Q - I know I should use a tripod for long exposures, but sometimes it's just inconvenient to carry one. Then I find myself in a situation where I need one and don't have it with me. Is there any way to shoot slow exposures without a tripod?

A - I'm as lazy as you are, so I've had to figure out how to shoot without a tripod on many occasions. Surprisingly, there is always a handy tripod around regardless of where you are. The trouble is that it doesn't look like a tripod, which makes it hard to find.

One of the simplest and handiest supports is a door frame. You can hold the camera against the side of a vertical or push it up under the top jamb for a horizontal format. The trick is to find a level part of the molding so that the bottom of the camera is in full contact, then push against the support when making your exposure.

For the top of the door turn your camera upside down and stand on a chair or stool if you want to see through the viewfinder. Actually, it's not necessary to look if you've taking a general view of a room interior.

Outdoors, the same idea works as well - use a pole or even a tree trunk for verticals. For horizontals, the top of walls, a large rock or a rock pile will do. All you really need is a firm surface on which you can rest your camera. You won't be able to move to an exact location as you can with a tripod, but often the viewpoint is close enough.

Q - I keep cutting off my subjects' heads when I take pictures. is there any cure for this?

A - Yes, and it's a very simple one. Turn your camera to the vertical instead of shotting horizontally.

Like all simple solutions, this may sound too obvious. Yet surprisingly, as you look around at people taking pictures, you see them holding the camera horizontally when the picture just cries out for a vertical.

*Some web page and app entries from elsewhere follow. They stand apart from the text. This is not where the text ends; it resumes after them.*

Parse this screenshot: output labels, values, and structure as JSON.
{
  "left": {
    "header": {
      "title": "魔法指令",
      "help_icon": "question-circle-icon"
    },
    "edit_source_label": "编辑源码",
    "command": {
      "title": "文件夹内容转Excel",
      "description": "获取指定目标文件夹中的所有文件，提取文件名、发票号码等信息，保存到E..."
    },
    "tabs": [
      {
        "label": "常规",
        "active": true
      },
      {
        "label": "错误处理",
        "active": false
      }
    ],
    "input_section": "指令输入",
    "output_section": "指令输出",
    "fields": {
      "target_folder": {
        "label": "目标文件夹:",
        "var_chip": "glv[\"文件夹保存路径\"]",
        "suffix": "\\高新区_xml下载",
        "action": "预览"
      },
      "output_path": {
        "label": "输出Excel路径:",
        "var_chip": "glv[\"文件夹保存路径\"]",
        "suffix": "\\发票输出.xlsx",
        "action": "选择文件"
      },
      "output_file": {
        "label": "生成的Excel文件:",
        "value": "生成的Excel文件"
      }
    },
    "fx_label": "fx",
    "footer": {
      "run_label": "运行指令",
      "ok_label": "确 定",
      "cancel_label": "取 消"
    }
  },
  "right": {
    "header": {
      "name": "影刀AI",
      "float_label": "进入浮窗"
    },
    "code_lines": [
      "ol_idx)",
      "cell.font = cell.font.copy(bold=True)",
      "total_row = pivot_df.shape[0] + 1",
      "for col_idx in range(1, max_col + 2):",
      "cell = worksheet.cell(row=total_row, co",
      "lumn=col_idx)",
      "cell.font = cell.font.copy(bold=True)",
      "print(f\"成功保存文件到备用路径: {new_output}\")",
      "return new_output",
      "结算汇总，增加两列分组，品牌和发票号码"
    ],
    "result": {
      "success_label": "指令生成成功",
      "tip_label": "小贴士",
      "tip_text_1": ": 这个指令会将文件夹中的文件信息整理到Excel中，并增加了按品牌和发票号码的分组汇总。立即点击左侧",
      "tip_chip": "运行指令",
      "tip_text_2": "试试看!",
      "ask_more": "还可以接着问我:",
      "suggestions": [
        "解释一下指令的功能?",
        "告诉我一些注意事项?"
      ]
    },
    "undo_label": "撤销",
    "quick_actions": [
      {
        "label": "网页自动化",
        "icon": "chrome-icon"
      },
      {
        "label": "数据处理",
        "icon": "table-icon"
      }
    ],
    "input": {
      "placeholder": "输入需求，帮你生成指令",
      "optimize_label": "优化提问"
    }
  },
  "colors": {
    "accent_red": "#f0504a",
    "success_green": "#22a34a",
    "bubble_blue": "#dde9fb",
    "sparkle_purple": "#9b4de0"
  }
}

This is especially true of pictures of people. If the photos is of a single person, or even two or three, a horizontal framing will leave waste space on either side and, if you move in closer for a bigger image, there is a danger of cutting off heads.

The vertical format will also help you get bigger-headed portraits that will give better enlargements because the image on the negative is larger.

Besides helping you keep your heads, there are other advantages to a vertical.

By changing your camera view to an upright one you can often find a composition that is different and sometimes even better than the horizontal.

And if your picture aim is reproduction, verticals are essential. Magazine pages are vertical, and so are newspaper columns. Often a picture layout or a magazine cover just has to have a vertical, and the horizontals won't crop to the right proportion.

It's a good idea to get into the habit of turning your camera up and looking at the picture both ways before shooting. You may decide to change or even shoot it both ways.

Q - I notice that in photography books and magazines, color transparency film is used, not negative color. Why?

A - Color separations are made directly from the original transparencies, most usually through a direct scanning process. This can't be done with color negative material, which first has to be printed in true color.

Each time a change is made from the original the result is poorer. So direct separations from a transparency have better color fidelity than those involving the added step of having a color print made from the negative color first.

Transparencies also offer the added advantage of showing exactly how the original colors were, so that editors and art directors can check on the quality of separations.